In cases involving higher incomes, the court has broad discretion to establish the maintenance obligation. While the state of Maryland does not explicitly require that college expenses be covered by child alimony, both parties can voluntarily agree to support college expenses by the non-custodial parent, after which it is contractually enforceable. Advocates for the new child support guidelines argue that the lack of revision of existing child support guidelines has forced custodial parents to bear a greater burden due to increased family expenses, including housing expenses, which have historically been above the average in Maryland. Other special situations covered by Maryland's child support law include child care costs and extraordinary medical costs.

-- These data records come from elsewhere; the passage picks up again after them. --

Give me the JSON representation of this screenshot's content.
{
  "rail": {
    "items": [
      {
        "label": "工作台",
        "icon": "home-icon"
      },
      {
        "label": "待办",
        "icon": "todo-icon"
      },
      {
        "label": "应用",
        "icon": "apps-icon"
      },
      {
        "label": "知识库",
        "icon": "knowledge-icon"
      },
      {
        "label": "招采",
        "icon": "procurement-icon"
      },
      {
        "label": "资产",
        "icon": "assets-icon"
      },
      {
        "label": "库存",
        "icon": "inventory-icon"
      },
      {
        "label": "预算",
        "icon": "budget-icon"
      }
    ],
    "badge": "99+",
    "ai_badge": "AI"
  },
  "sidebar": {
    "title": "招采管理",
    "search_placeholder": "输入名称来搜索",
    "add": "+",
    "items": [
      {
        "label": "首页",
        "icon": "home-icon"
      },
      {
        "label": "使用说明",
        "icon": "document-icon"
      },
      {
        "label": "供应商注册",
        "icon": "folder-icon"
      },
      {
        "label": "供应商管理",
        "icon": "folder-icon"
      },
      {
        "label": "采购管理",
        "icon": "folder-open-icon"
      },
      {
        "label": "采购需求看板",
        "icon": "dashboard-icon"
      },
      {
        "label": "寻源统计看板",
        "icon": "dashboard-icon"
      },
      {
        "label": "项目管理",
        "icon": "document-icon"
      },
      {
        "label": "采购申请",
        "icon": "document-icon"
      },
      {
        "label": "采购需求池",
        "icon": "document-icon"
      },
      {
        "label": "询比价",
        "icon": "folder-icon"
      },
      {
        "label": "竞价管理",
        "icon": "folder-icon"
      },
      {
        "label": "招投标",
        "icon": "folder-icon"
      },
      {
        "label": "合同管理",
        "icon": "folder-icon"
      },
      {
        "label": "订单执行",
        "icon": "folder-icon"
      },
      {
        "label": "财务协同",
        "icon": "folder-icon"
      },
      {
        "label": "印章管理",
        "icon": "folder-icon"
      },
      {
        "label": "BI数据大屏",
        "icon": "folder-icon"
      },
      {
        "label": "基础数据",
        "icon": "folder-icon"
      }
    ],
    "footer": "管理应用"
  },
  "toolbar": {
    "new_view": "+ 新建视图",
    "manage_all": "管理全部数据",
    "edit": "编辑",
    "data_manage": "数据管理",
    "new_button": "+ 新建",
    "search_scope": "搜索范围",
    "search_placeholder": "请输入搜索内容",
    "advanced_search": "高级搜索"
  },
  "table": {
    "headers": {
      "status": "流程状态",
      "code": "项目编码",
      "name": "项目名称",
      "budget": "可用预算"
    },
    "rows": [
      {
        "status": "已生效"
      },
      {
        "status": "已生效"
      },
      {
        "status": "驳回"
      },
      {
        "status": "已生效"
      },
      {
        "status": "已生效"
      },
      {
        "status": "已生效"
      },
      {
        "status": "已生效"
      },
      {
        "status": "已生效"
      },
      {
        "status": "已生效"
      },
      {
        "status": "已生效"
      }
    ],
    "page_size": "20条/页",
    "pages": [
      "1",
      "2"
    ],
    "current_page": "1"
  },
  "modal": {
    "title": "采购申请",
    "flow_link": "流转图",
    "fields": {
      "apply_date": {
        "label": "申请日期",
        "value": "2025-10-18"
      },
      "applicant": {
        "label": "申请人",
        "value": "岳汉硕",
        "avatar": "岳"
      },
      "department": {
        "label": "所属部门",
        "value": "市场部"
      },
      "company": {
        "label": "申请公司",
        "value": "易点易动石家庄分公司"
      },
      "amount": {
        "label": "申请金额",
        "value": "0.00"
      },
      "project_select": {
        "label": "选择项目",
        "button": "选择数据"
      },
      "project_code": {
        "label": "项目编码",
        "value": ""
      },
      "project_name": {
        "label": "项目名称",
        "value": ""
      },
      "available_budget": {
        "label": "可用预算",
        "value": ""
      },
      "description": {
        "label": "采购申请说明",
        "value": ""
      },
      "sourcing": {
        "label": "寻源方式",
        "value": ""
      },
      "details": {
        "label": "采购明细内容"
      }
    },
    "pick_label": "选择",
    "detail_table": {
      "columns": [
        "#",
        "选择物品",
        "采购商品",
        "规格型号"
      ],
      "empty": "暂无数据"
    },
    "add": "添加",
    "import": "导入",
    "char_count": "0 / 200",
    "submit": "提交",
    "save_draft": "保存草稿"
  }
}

Maryland has specialized guidelines for sharing the extraordinary costs of a child's health care that are separate and in addition to basic child support payments. Critics of the revised guidelines argue that Maryland's child support guidelines were initially written to take into account annual inflation, since the matrix is based on the gross income of the parties, which increases with the cost of living. Child support arrears are the amount of child support that the non-custodial parent delays or fails to pay to the custodial parent. Another option is to determine the standard of living enjoyed by the child while married and try to equalize it through the obligation of maintenance.
If the monthly income of the non-custodial parent changes, the dollar amount he pays for child support will also change. Under IRS guidelines, the child support beneficiary does not need to pay federal taxes on child support payments, and the child support payer cannot deduct their child support payments. The ambiguity focuses on whether the new guidelines apply to any case processed after October 1 or only to cases filed after October 1, not to mention the confusion that exists regarding requests for retroactive modification of alimony. Different courts may adopt different interpretations of the new legislation on child support guidelines and to which cases the new guidelines apply.